When Manchester Orchestra released their landmark debut album, I’m Like a Virgin Losing a Child, they became instant indie darlings. Throughout their decade long career, the band has made a name for itself delivering heart-wrenching, direct songs that gracefully manage to avoid sounding trite or too on the nose. Their latest release, A Black Mile to the Surface, continues in this tradition and improves upon it.
A far cry from the boyish angst of earlier lauded releases, Black Mile is rife with melancholy Americana, and manages to navigate the mournful and transcendent to great success. Frontman Andy Hull’s earnest vocals are as inviting as-ever, and the warm acoustic tones are a significant break from 2013’s stormy release, Cope. The album’s centerpiece, a flowing triad formed from the album’s second single, “The Alien,” “The Sunshine,” and “The Grocery,” are beautiful pieces of songwriting fit seamlessly together. “I want to feel the way your father felt, was it easy for belief” sings Hull on “The Grocery.” “I want to know if there’s a higher love he saw that I can’t see.” Hull reaches for the divine while being grounded painfully in the quotidian.

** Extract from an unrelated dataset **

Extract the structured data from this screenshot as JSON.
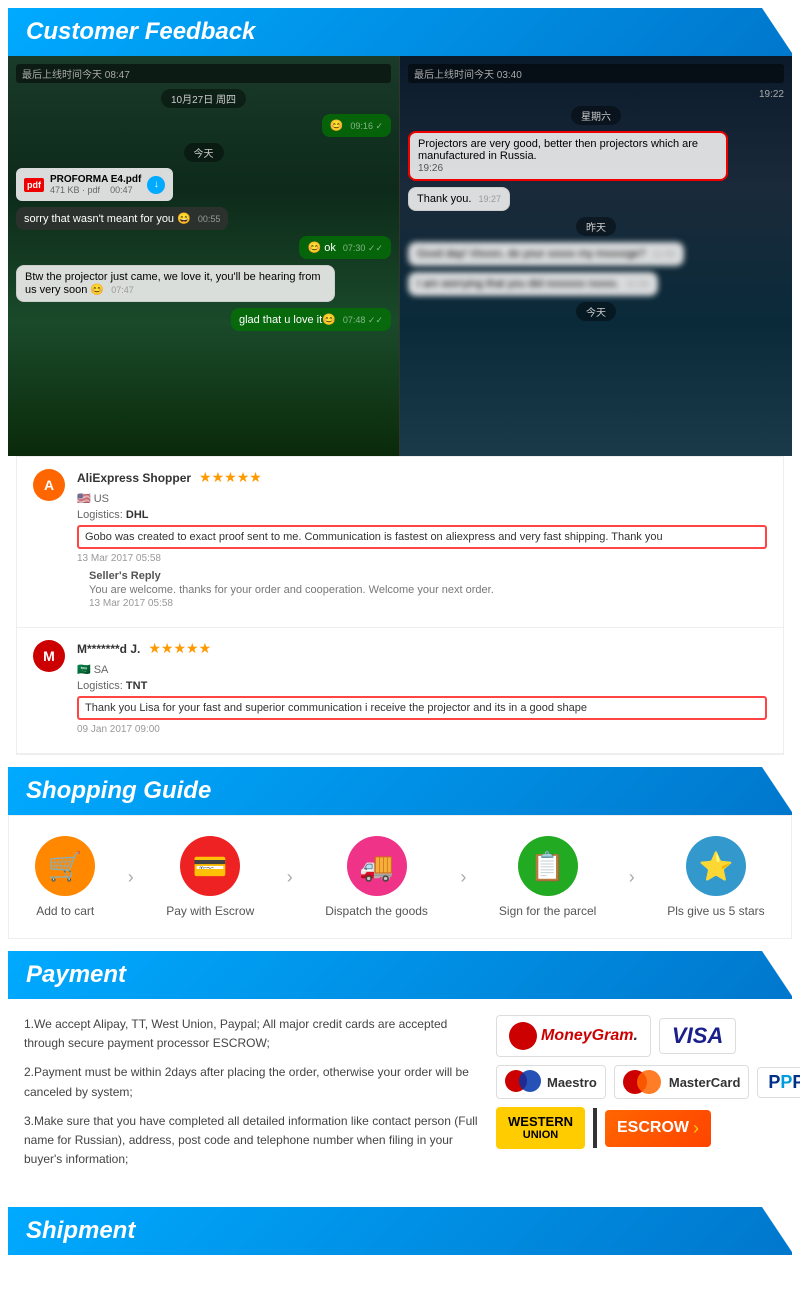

Though Black Mile is easily the band’s strongest release since their 2009 sophomore effort, Mean Everything to Nothing, it has its failings. The record starts to lose steam with “The Wolf,” which relies on distorted guitars and synth driven melody. It seems almost out of step with the careful candor of the rest of the album, especially after the two song, largely acoustic driven centerpiece after “the Alien.” The ninth track, “The Mistake,” sounds like it was pulled from an early album from the Boxer Rebellion. “The Parts” is a delicate, idiosyncratic love song underscored by quietly plucked acoustic. Hull’s shaky, breathy vocals are given depth via added reverb and a lo-fi wash that’s suggestive of vinyl’s heyday.
There are easy comparisons to be made here – Hull’s soaring vocals throughout the record can be reminiscent of Band of Horses or Fleet Foxes. But at their best, the band sounds like a more mature iteration of their early days – an un-cynical attempt to grapple with the throes of adulthood.